# Source material

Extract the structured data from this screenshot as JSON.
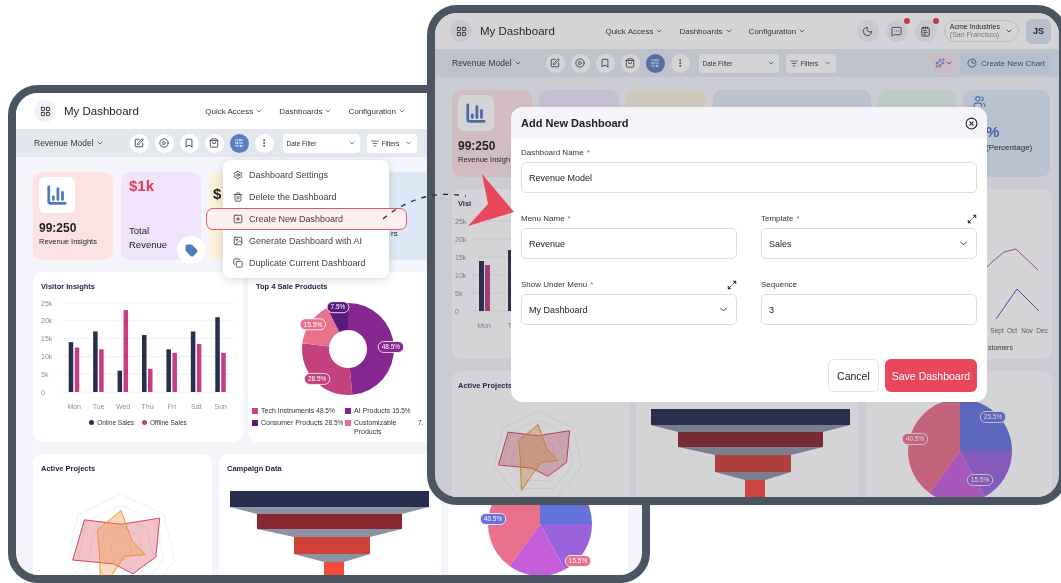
{
  "back_screen": {
    "header": {
      "title": "My Dashboard",
      "nav": [
        "Quick Access",
        "Dashboards",
        "Configuration"
      ]
    },
    "toolbar": {
      "model": "Revenue Model",
      "tools": [
        {
          "kind": "edit",
          "selected": false
        },
        {
          "kind": "play",
          "selected": false
        },
        {
          "kind": "bookmark",
          "selected": false
        },
        {
          "kind": "bag",
          "selected": false
        },
        {
          "kind": "sliders",
          "selected": true
        },
        {
          "kind": "more",
          "selected": false
        }
      ],
      "date_filter": "Date Filter",
      "filters": "Filters"
    },
    "menu": [
      {
        "kind": "settings",
        "label": "Dashboard Settings",
        "selected": false
      },
      {
        "kind": "delete",
        "label": "Delete the Dashboard",
        "selected": false
      },
      {
        "kind": "add",
        "label": "Create New Dashboard",
        "selected": true
      },
      {
        "kind": "ai",
        "label": "Generate Dashboard with AI",
        "selected": false
      },
      {
        "kind": "duplicate",
        "label": "Duplicate Current Dashboard",
        "selected": false
      }
    ],
    "kpis": [
      {
        "kind": "icon",
        "value": "99:250",
        "label": "Revenue Insights",
        "color": "#fde2e4"
      },
      {
        "kind": "tag",
        "value": "$1k",
        "label": "Total Revenue",
        "color": "#efe4fb"
      },
      {
        "kind": "plain",
        "value": "$",
        "color": "#fdf0d9"
      },
      {
        "kind": "plain",
        "label": "rs",
        "color": "#dce8f6"
      }
    ],
    "visitor_insights": {
      "title": "Visitor Insights",
      "chart_data": {
        "type": "bar",
        "categories": [
          "Mon",
          "Tue",
          "Wed",
          "Thu",
          "Fri",
          "Sat",
          "Sun"
        ],
        "series": [
          {
            "name": "Online Sales",
            "color": "#262d4d",
            "values": [
              14,
              17,
              6,
              16,
              12,
              17,
              21
            ]
          },
          {
            "name": "Offline Sales",
            "color": "#c73d82",
            "values": [
              12.5,
              12,
              23,
              6.5,
              11,
              13.5,
              11
            ]
          }
        ],
        "ylim": [
          0,
          25
        ],
        "grid": true,
        "yticks": [
          {
            "value": 0,
            "label": "0"
          },
          {
            "value": 5,
            "label": "5k"
          },
          {
            "value": 10,
            "label": "10k"
          },
          {
            "value": 15,
            "label": "15k"
          },
          {
            "value": 20,
            "label": "20k"
          },
          {
            "value": 25,
            "label": "25k"
          }
        ]
      }
    },
    "top_products": {
      "title": "Top 4 Sale Products",
      "chart_data": {
        "type": "donut",
        "values": [
          48.5,
          28.5,
          15.5,
          7.5
        ],
        "value_labels": [
          "48.5%",
          "28.5%",
          "15.5%",
          "7.5%"
        ]
      },
      "legend": [
        {
          "label": "Tech Instruments",
          "value": "48.5%",
          "color": "#c4407f"
        },
        {
          "label": "AI Products",
          "value": "15.5%",
          "color": "#86268f"
        },
        {
          "label": "Consumer Products",
          "value": "28.5%",
          "color": "#5a1a7c"
        },
        {
          "label": "Customizable Products",
          "value": "7.",
          "color": "#e9718b"
        }
      ]
    },
    "active_projects": {
      "title": "Active Projects"
    },
    "campaign": {
      "title": "Campaign Data"
    },
    "pie": {
      "labels": [
        "40.5%",
        "15.5%"
      ]
    }
  },
  "front_screen": {
    "header": {
      "title": "My Dashboard",
      "nav": [
        "Quick Access",
        "Dashboards",
        "Configuration"
      ],
      "company": "Acme Industries",
      "location": "(San Francisco)",
      "avatar": "JS"
    },
    "toolbar": {
      "model": "Revenue Model",
      "tools": [
        {
          "kind": "edit",
          "selected": false
        },
        {
          "kind": "play",
          "selected": false
        },
        {
          "kind": "bookmark",
          "selected": false
        },
        {
          "kind": "bag",
          "selected": false
        },
        {
          "kind": "sliders",
          "selected": true
        },
        {
          "kind": "more",
          "selected": false
        }
      ],
      "date_filter": "Date Filter",
      "filters": "Filters",
      "create_chart": "Create New Chart"
    },
    "kpis": [
      {
        "kind": "icon",
        "value": "99:250",
        "label": "Revenue Insigh"
      },
      {
        "kind": "plain"
      },
      {
        "kind": "plain"
      },
      {
        "kind": "plain"
      },
      {
        "kind": "plain"
      },
      {
        "kind": "users",
        "value": "%",
        "label": "(Percentage)"
      }
    ],
    "visitor": {
      "title": "Visi",
      "yticks": [
        "25k",
        "20k",
        "15k",
        "10k",
        "5k",
        "0"
      ],
      "xlabels": [
        "Mon",
        "T"
      ]
    },
    "customers": {
      "months": [
        "Sept",
        "Oct",
        "Nov",
        "Dec"
      ],
      "caption": "stomers"
    },
    "active_projects": {
      "title": "Active Projects"
    },
    "pie": {
      "labels": [
        "25.5%",
        "40.5%",
        "15.5%"
      ]
    },
    "modal": {
      "title": "Add New Dashboard",
      "rows": [
        [
          {
            "label": "Dashboard Name",
            "required_mark": "*",
            "kind": "text",
            "value": "Revenue Model",
            "action_icon": false
          }
        ],
        [
          {
            "label": "Menu Name",
            "required_mark": "*",
            "kind": "text",
            "value": "Revenue",
            "action_icon": false
          },
          {
            "label": "Template",
            "required_mark": "*",
            "kind": "select",
            "value": "Sales",
            "action_icon": true
          }
        ],
        [
          {
            "label": "Show Under Menu",
            "required_mark": "*",
            "kind": "select",
            "value": "My Dashboard",
            "action_icon": true
          },
          {
            "label": "Sequence",
            "kind": "text",
            "value": "3",
            "action_icon": false
          }
        ]
      ],
      "cancel": "Cancel",
      "save": "Save Dashboard"
    }
  }
}
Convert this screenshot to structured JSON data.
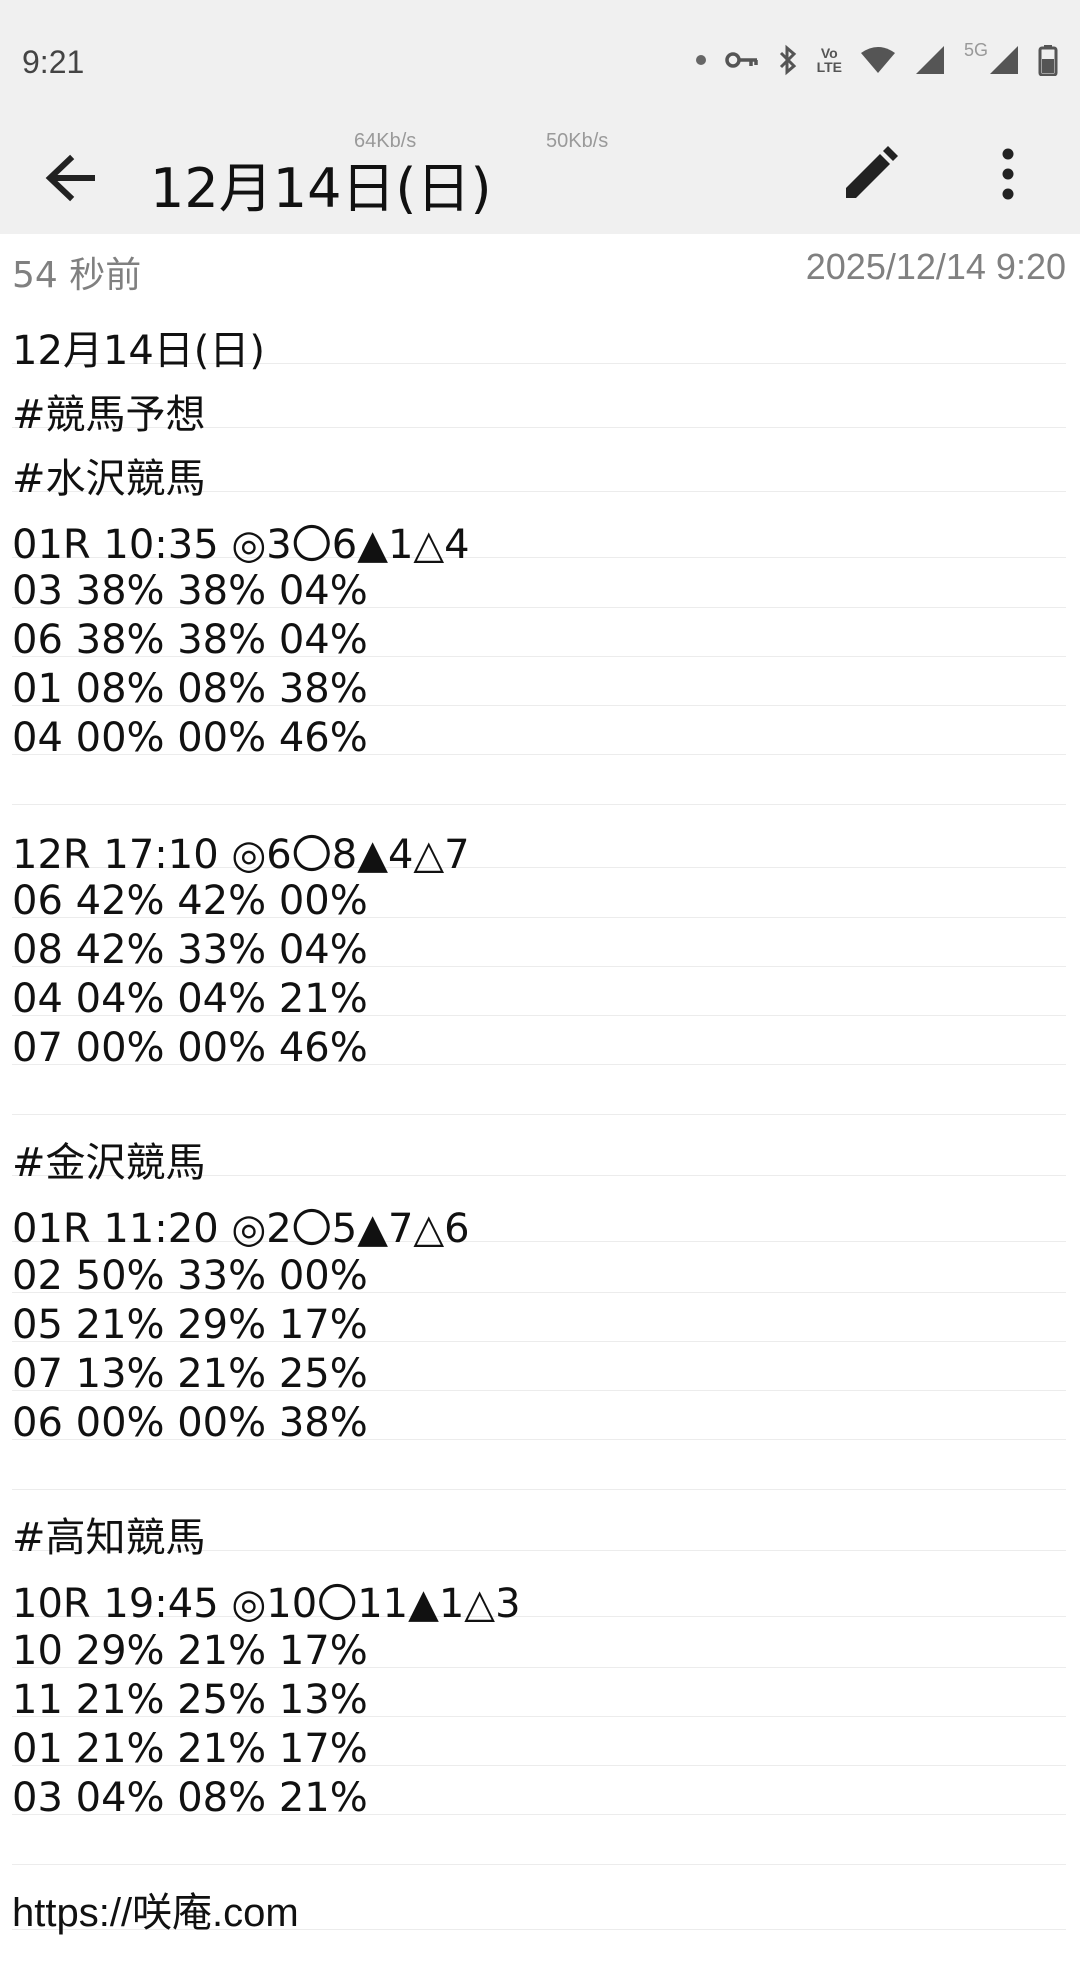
{
  "status_bar": {
    "time": "9:21",
    "icons": [
      "dot-icon",
      "vpn-key-icon",
      "bluetooth-icon",
      "volte-icon",
      "wifi-icon",
      "signal-icon",
      "5g-signal-icon",
      "battery-icon"
    ],
    "volte_label_top": "Vo",
    "volte_label_bottom": "LTE",
    "fiveg_label": "5G"
  },
  "app_bar": {
    "title": "12月14日(日)",
    "speed_1": "64Kb/s",
    "speed_2": "50Kb/s",
    "back_icon": "arrow-back-icon",
    "edit_icon": "pencil-icon",
    "more_icon": "more-vertical-icon"
  },
  "meta": {
    "relative_time": "54 秒前",
    "datetime": "2025/12/14 9:20"
  },
  "note_lines": [
    "12月14日(日)",
    "#競馬予想",
    "#水沢競馬",
    "01R 10:35 ◎3〇6▲1△4",
    "03 38% 38% 04%",
    "06 38% 38% 04%",
    "01 08% 08% 38%",
    "04 00% 00% 46%",
    "",
    "12R 17:10 ◎6〇8▲4△7",
    "06 42% 42% 00%",
    "08 42% 33% 04%",
    "04 04% 04% 21%",
    "07 00% 00% 46%",
    "",
    "#金沢競馬",
    "01R 11:20 ◎2〇5▲7△6",
    "02 50% 33% 00%",
    "05 21% 29% 17%",
    "07 13% 21% 25%",
    "06 00% 00% 38%",
    "",
    "#高知競馬",
    "10R 19:45 ◎10〇11▲1△3",
    "10 29% 21% 17%",
    "11 21% 25% 13%",
    "01 21% 21% 17%",
    "03 04% 08% 21%",
    "",
    "https://咲庵.com"
  ]
}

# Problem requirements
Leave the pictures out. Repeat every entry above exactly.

# Exercise result
Extract the structured data from this screenshot as JSON.
{
  "back_screen": {
    "header": {
      "title": "My Dashboard",
      "nav": [
        "Quick Access",
        "Dashboards",
        "Configuration"
      ]
    },
    "toolbar": {
      "model": "Revenue Model",
      "tools": [
        {
          "kind": "edit",
          "selected": false
        },
        {
          "kind": "play",
          "selected": false
        },
        {
          "kind": "bookmark",
          "selected": false
        },
        {
          "kind": "bag",
          "selected": false
        },
        {
          "kind": "sliders",
          "selected": true
        },
        {
          "kind": "more",
          "selected": false
        }
      ],
      "date_filter": "Date Filter",
      "filters": "Filters"
    },
    "menu": [
      {
        "kind": "settings",
        "label": "Dashboard Settings",
        "selected": false
      },
      {
        "kind": "delete",
        "label": "Delete the Dashboard",
        "selected": false
      },
      {
        "kind": "add",
        "label": "Create New Dashboard",
        "selected": true
      },
      {
        "kind": "ai",
        "label": "Generate Dashboard with AI",
        "selected": false
      },
      {
        "kind": "duplicate",
        "label": "Duplicate Current Dashboard",
        "selected": false
      }
    ],
    "kpis": [
      {
        "kind": "icon",
        "value": "99:250",
        "label": "Revenue Insights",
        "color": "#fde2e4"
      },
      {
        "kind": "tag",
        "value": "$1k",
        "label": "Total Revenue",
        "color": "#efe4fb"
      },
      {
        "kind": "plain",
        "value": "$",
        "color": "#fdf0d9"
      },
      {
        "kind": "plain",
        "label": "rs",
        "color": "#dce8f6"
      }
    ],
    "visitor_insights": {
      "title": "Visitor Insights",
      "chart_data": {
        "type": "bar",
        "categories": [
          "Mon",
          "Tue",
          "Wed",
          "Thu",
          "Fri",
          "Sat",
          "Sun"
        ],
        "series": [
          {
            "name": "Online Sales",
            "color": "#262d4d",
            "values": [
              14,
              17,
              6,
              16,
              12,
              17,
              21
            ]
          },
          {
            "name": "Offline Sales",
            "color": "#c73d82",
            "values": [
              12.5,
              12,
              23,
              6.5,
              11,
              13.5,
              11
            ]
          }
        ],
        "ylim": [
          0,
          25
        ],
        "grid": true,
        "yticks": [
          {
            "value": 0,
            "label": "0"
          },
          {
            "value": 5,
            "label": "5k"
          },
          {
            "value": 10,
            "label": "10k"
          },
          {
            "value": 15,
            "label": "15k"
          },
          {
            "value": 20,
            "label": "20k"
          },
          {
            "value": 25,
            "label": "25k"
          }
        ]
      }
    },
    "top_products": {
      "title": "Top 4 Sale Products",
      "chart_data": {
        "type": "donut",
        "values": [
          48.5,
          28.5,
          15.5,
          7.5
        ],
        "value_labels": [
          "48.5%",
          "28.5%",
          "15.5%",
          "7.5%"
        ]
      },
      "legend": [
        {
          "label": "Tech Instruments",
          "value": "48.5%",
          "color": "#c4407f"
        },
        {
          "label": "AI Products",
          "value": "15.5%",
          "color": "#86268f"
        },
        {
          "label": "Consumer Products",
          "value": "28.5%",
          "color": "#5a1a7c"
        },
        {
          "label": "Customizable Products",
          "value": "7.",
          "color": "#e9718b"
        }
      ]
    },
    "active_projects": {
      "title": "Active Projects"
    },
    "campaign": {
      "title": "Campaign Data"
    },
    "pie": {
      "labels": [
        "40.5%",
        "15.5%"
      ]
    }
  },
  "front_screen": {
    "header": {
      "title": "My Dashboard",
      "nav": [
        "Quick Access",
        "Dashboards",
        "Configuration"
      ],
      "company": "Acme Industries",
      "location": "(San Francisco)",
      "avatar": "JS"
    },
    "toolbar": {
      "model": "Revenue Model",
      "tools": [
        {
          "kind": "edit",
          "selected": false
        },
        {
          "kind": "play",
          "selected": false
        },
        {
          "kind": "bookmark",
          "selected": false
        },
        {
          "kind": "bag",
          "selected": false
        },
        {
          "kind": "sliders",
          "selected": true
        },
        {
          "kind": "more",
          "selected": false
        }
      ],
      "date_filter": "Date Filter",
      "filters": "Filters",
      "create_chart": "Create New Chart"
    },
    "kpis": [
      {
        "kind": "icon",
        "value": "99:250",
        "label": "Revenue Insigh"
      },
      {
        "kind": "plain"
      },
      {
        "kind": "plain"
      },
      {
        "kind": "plain"
      },
      {
        "kind": "plain"
      },
      {
        "kind": "users",
        "value": "%",
        "label": "(Percentage)"
      }
    ],
    "visitor": {
      "title": "Visi",
      "yticks": [
        "25k",
        "20k",
        "15k",
        "10k",
        "5k",
        "0"
      ],
      "xlabels": [
        "Mon",
        "T"
      ]
    },
    "customers": {
      "months": [
        "Sept",
        "Oct",
        "Nov",
        "Dec"
      ],
      "caption": "stomers"
    },
    "active_projects": {
      "title": "Active Projects"
    },
    "pie": {
      "labels": [
        "25.5%",
        "40.5%",
        "15.5%"
      ]
    },
    "modal": {
      "title": "Add New Dashboard",
      "rows": [
        [
          {
            "label": "Dashboard Name",
            "required_mark": "*",
            "kind": "text",
            "value": "Revenue Model",
            "action_icon": false
          }
        ],
        [
          {
            "label": "Menu Name",
            "required_mark": "*",
            "kind": "text",
            "value": "Revenue",
            "action_icon": false
          },
          {
            "label": "Template",
            "required_mark": "*",
            "kind": "select",
            "value": "Sales",
            "action_icon": true
          }
        ],
        [
          {
            "label": "Show Under Menu",
            "required_mark": "*",
            "kind": "select",
            "value": "My Dashboard",
            "action_icon": true
          },
          {
            "label": "Sequence",
            "kind": "text",
            "value": "3",
            "action_icon": false
          }
        ]
      ],
      "cancel": "Cancel",
      "save": "Save Dashboard"
    }
  }
}
Convert this screenshot to structured JSON data.
{
  "status_bar": {
    "time": "9:21",
    "icons": [
      "dot-icon",
      "vpn-key-icon",
      "bluetooth-icon",
      "volte-icon",
      "wifi-icon",
      "signal-icon",
      "5g-signal-icon",
      "battery-icon"
    ],
    "volte_label_top": "Vo",
    "volte_label_bottom": "LTE",
    "fiveg_label": "5G"
  },
  "app_bar": {
    "title": "12月14日(日)",
    "speed_1": "64Kb/s",
    "speed_2": "50Kb/s",
    "back_icon": "arrow-back-icon",
    "edit_icon": "pencil-icon",
    "more_icon": "more-vertical-icon"
  },
  "meta": {
    "relative_time": "54 秒前",
    "datetime": "2025/12/14 9:20"
  },
  "note_lines": [
    "12月14日(日)",
    "#競馬予想",
    "#水沢競馬",
    "01R 10:35 ◎3〇6▲1△4",
    "03 38% 38% 04%",
    "06 38% 38% 04%",
    "01 08% 08% 38%",
    "04 00% 00% 46%",
    "",
    "12R 17:10 ◎6〇8▲4△7",
    "06 42% 42% 00%",
    "08 42% 33% 04%",
    "04 04% 04% 21%",
    "07 00% 00% 46%",
    "",
    "#金沢競馬",
    "01R 11:20 ◎2〇5▲7△6",
    "02 50% 33% 00%",
    "05 21% 29% 17%",
    "07 13% 21% 25%",
    "06 00% 00% 38%",
    "",
    "#高知競馬",
    "10R 19:45 ◎10〇11▲1△3",
    "10 29% 21% 17%",
    "11 21% 25% 13%",
    "01 21% 21% 17%",
    "03 04% 08% 21%",
    "",
    "https://咲庵.com"
  ]
}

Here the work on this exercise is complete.